Element data from apps and pages:
★ ★ ★ ★ ★
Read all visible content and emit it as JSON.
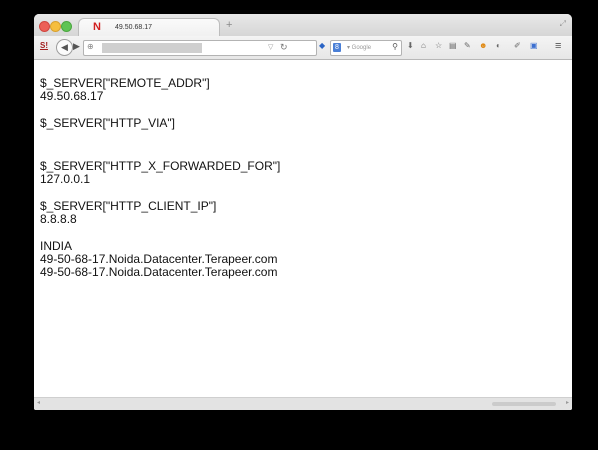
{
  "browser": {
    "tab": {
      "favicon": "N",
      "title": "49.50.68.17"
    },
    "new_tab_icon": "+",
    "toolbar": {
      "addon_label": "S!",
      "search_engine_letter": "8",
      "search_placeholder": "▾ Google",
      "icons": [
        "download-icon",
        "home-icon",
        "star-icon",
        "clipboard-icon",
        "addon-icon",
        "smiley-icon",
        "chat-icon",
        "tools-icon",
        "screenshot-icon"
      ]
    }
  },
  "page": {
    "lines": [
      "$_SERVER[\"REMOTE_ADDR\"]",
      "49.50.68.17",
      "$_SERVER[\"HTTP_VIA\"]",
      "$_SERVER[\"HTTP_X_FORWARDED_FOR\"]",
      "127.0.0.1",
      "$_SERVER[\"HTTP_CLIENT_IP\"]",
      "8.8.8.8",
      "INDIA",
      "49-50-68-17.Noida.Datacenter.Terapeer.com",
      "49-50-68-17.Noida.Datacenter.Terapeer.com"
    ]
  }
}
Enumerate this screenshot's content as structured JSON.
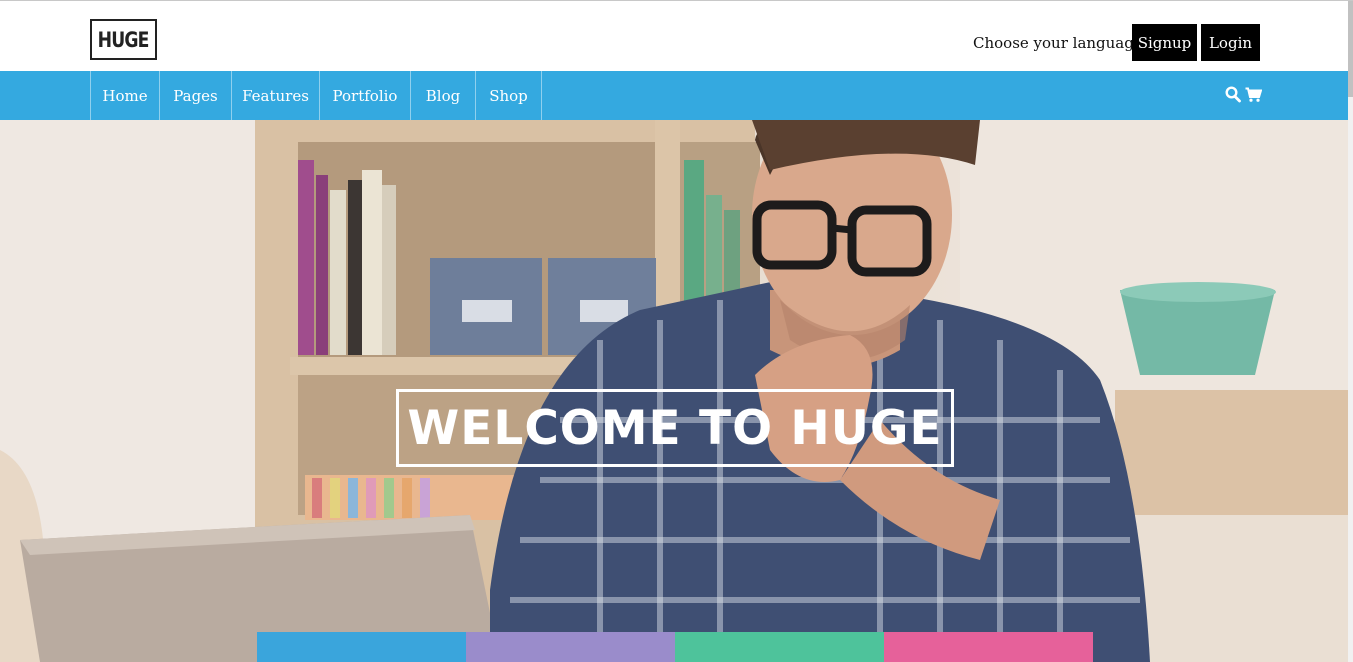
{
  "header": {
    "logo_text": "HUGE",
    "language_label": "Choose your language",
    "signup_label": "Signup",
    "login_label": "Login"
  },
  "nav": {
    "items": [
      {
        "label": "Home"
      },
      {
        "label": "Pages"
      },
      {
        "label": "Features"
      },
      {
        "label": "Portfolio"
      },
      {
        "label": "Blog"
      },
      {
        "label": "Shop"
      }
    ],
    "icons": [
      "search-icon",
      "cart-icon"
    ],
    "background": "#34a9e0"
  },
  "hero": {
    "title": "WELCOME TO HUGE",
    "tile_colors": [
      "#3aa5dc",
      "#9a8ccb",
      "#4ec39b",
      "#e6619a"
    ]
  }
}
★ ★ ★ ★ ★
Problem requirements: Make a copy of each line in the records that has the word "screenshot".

Exercise solution:
        "screenshot-icon"
Enumerate this screenshot's content as structured JSON.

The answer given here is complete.